▶ _Task objective_: No pictures, nothing altered: return the data below.

▶ _Records to process_:
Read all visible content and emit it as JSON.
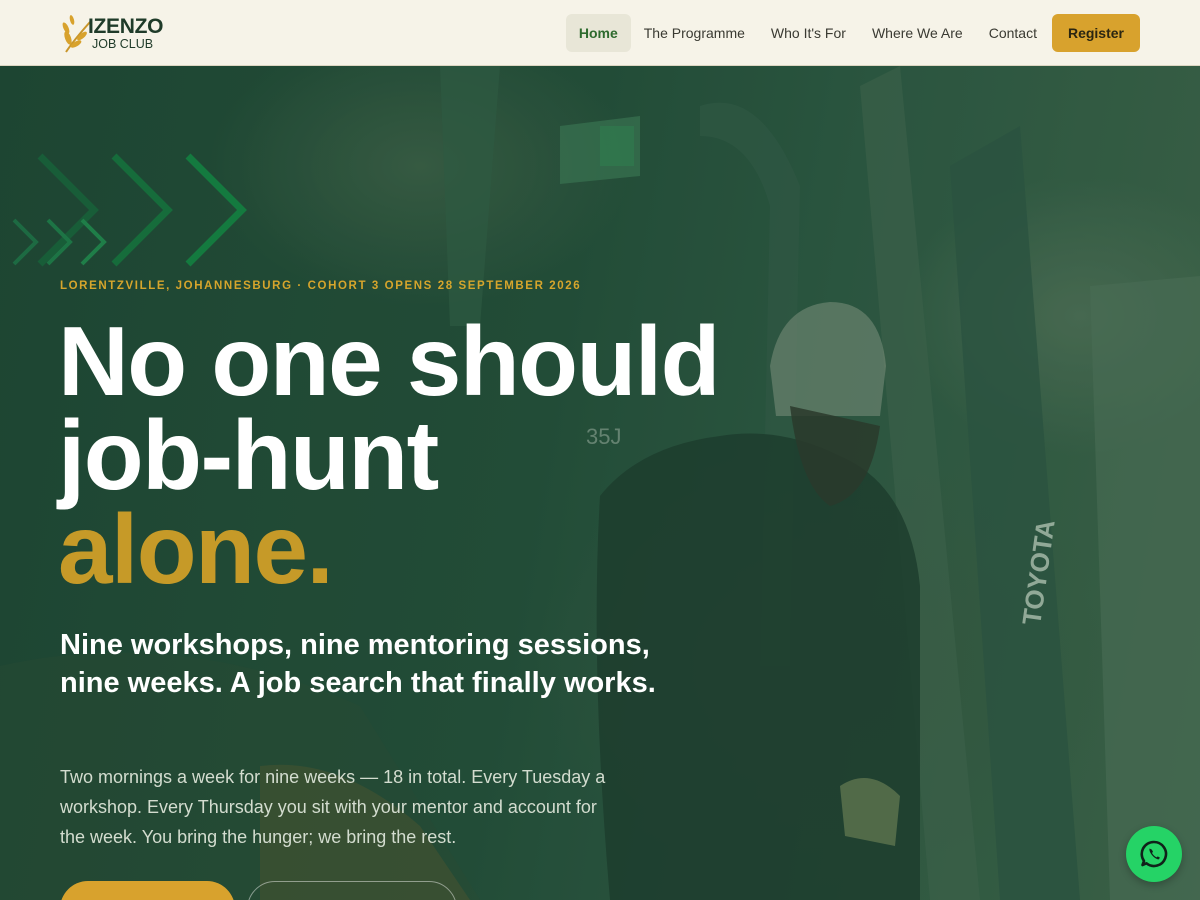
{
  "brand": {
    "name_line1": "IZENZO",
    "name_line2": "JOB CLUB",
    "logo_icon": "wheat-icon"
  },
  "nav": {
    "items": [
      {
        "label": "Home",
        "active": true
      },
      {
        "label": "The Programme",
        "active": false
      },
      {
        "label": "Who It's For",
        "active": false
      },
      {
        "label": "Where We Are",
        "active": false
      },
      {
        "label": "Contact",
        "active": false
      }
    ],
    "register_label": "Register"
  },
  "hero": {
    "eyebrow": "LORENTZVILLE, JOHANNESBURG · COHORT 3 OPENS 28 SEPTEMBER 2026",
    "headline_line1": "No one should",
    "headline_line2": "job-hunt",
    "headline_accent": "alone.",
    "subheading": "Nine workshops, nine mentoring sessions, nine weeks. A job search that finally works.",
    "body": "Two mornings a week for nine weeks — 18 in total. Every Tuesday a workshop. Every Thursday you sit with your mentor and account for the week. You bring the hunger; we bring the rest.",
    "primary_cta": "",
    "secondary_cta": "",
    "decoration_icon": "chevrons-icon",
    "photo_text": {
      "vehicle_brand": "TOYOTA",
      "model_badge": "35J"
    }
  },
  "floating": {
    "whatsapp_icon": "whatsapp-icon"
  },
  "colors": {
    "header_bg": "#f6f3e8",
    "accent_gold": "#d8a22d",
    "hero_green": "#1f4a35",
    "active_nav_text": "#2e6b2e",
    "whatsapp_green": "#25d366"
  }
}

▶ _Solution to the exercise_:
Read all visible content and emit it as JSON.
{
  "brand": {
    "name_line1": "IZENZO",
    "name_line2": "JOB CLUB",
    "logo_icon": "wheat-icon"
  },
  "nav": {
    "items": [
      {
        "label": "Home",
        "active": true
      },
      {
        "label": "The Programme",
        "active": false
      },
      {
        "label": "Who It's For",
        "active": false
      },
      {
        "label": "Where We Are",
        "active": false
      },
      {
        "label": "Contact",
        "active": false
      }
    ],
    "register_label": "Register"
  },
  "hero": {
    "eyebrow": "LORENTZVILLE, JOHANNESBURG · COHORT 3 OPENS 28 SEPTEMBER 2026",
    "headline_line1": "No one should",
    "headline_line2": "job-hunt",
    "headline_accent": "alone.",
    "subheading": "Nine workshops, nine mentoring sessions, nine weeks. A job search that finally works.",
    "body": "Two mornings a week for nine weeks — 18 in total. Every Tuesday a workshop. Every Thursday you sit with your mentor and account for the week. You bring the hunger; we bring the rest.",
    "primary_cta": "",
    "secondary_cta": "",
    "decoration_icon": "chevrons-icon",
    "photo_text": {
      "vehicle_brand": "TOYOTA",
      "model_badge": "35J"
    }
  },
  "floating": {
    "whatsapp_icon": "whatsapp-icon"
  },
  "colors": {
    "header_bg": "#f6f3e8",
    "accent_gold": "#d8a22d",
    "hero_green": "#1f4a35",
    "active_nav_text": "#2e6b2e",
    "whatsapp_green": "#25d366"
  }
}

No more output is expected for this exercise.